▶ _Task_
Without copying the images, write out all the entries below verbatim.

☆ ☆ ☆ ☆ ☆ ☆ ☆

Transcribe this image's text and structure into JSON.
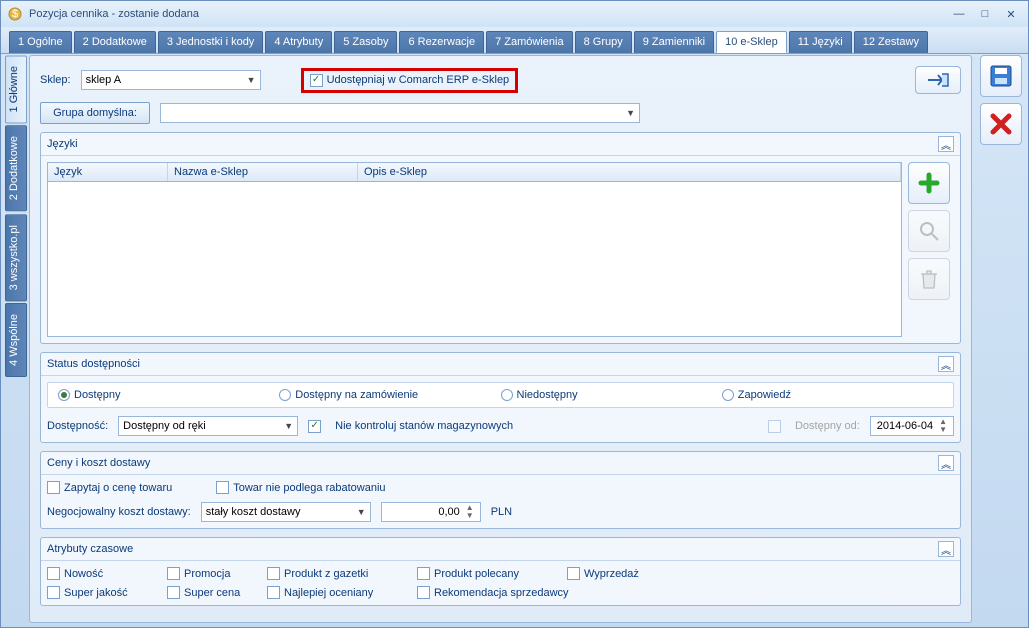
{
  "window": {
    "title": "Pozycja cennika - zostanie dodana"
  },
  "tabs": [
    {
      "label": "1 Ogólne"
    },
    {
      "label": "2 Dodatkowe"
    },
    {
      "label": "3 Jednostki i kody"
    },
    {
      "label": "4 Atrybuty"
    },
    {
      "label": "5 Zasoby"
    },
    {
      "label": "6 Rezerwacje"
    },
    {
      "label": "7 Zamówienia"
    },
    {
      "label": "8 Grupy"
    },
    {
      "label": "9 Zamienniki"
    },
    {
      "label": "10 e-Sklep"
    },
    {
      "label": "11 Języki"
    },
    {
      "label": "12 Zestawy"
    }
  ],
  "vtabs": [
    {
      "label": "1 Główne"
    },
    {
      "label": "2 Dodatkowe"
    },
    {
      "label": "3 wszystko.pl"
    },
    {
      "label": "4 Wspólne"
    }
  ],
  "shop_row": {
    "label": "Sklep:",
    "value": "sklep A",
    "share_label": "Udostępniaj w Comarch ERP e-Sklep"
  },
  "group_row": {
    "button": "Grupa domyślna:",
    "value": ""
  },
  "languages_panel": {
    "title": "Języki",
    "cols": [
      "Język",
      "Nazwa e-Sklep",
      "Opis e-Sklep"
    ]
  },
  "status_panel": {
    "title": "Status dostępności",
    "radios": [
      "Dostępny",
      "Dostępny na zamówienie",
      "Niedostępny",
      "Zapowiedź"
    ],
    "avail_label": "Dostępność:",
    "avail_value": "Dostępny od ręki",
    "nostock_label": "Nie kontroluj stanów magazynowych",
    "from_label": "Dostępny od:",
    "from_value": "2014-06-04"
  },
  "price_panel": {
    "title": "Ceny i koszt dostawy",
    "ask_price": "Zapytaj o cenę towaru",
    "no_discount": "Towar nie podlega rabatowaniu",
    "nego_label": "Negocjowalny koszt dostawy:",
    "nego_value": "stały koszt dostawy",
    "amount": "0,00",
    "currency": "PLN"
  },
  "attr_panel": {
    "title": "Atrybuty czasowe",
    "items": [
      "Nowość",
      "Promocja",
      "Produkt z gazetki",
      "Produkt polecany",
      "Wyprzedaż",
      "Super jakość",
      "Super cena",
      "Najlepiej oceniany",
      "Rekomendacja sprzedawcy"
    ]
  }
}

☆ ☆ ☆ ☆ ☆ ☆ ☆

▶ _Response area_
Transcribe this image's text and structure into JSON.
{
  "window": {
    "title": "Pozycja cennika - zostanie dodana"
  },
  "tabs": [
    {
      "label": "1 Ogólne"
    },
    {
      "label": "2 Dodatkowe"
    },
    {
      "label": "3 Jednostki i kody"
    },
    {
      "label": "4 Atrybuty"
    },
    {
      "label": "5 Zasoby"
    },
    {
      "label": "6 Rezerwacje"
    },
    {
      "label": "7 Zamówienia"
    },
    {
      "label": "8 Grupy"
    },
    {
      "label": "9 Zamienniki"
    },
    {
      "label": "10 e-Sklep"
    },
    {
      "label": "11 Języki"
    },
    {
      "label": "12 Zestawy"
    }
  ],
  "vtabs": [
    {
      "label": "1 Główne"
    },
    {
      "label": "2 Dodatkowe"
    },
    {
      "label": "3 wszystko.pl"
    },
    {
      "label": "4 Wspólne"
    }
  ],
  "shop_row": {
    "label": "Sklep:",
    "value": "sklep A",
    "share_label": "Udostępniaj w Comarch ERP e-Sklep"
  },
  "group_row": {
    "button": "Grupa domyślna:",
    "value": ""
  },
  "languages_panel": {
    "title": "Języki",
    "cols": [
      "Język",
      "Nazwa e-Sklep",
      "Opis e-Sklep"
    ]
  },
  "status_panel": {
    "title": "Status dostępności",
    "radios": [
      "Dostępny",
      "Dostępny na zamówienie",
      "Niedostępny",
      "Zapowiedź"
    ],
    "avail_label": "Dostępność:",
    "avail_value": "Dostępny od ręki",
    "nostock_label": "Nie kontroluj stanów magazynowych",
    "from_label": "Dostępny od:",
    "from_value": "2014-06-04"
  },
  "price_panel": {
    "title": "Ceny i koszt dostawy",
    "ask_price": "Zapytaj o cenę towaru",
    "no_discount": "Towar nie podlega rabatowaniu",
    "nego_label": "Negocjowalny koszt dostawy:",
    "nego_value": "stały koszt dostawy",
    "amount": "0,00",
    "currency": "PLN"
  },
  "attr_panel": {
    "title": "Atrybuty czasowe",
    "items": [
      "Nowość",
      "Promocja",
      "Produkt z gazetki",
      "Produkt polecany",
      "Wyprzedaż",
      "Super jakość",
      "Super cena",
      "Najlepiej oceniany",
      "Rekomendacja sprzedawcy"
    ]
  }
}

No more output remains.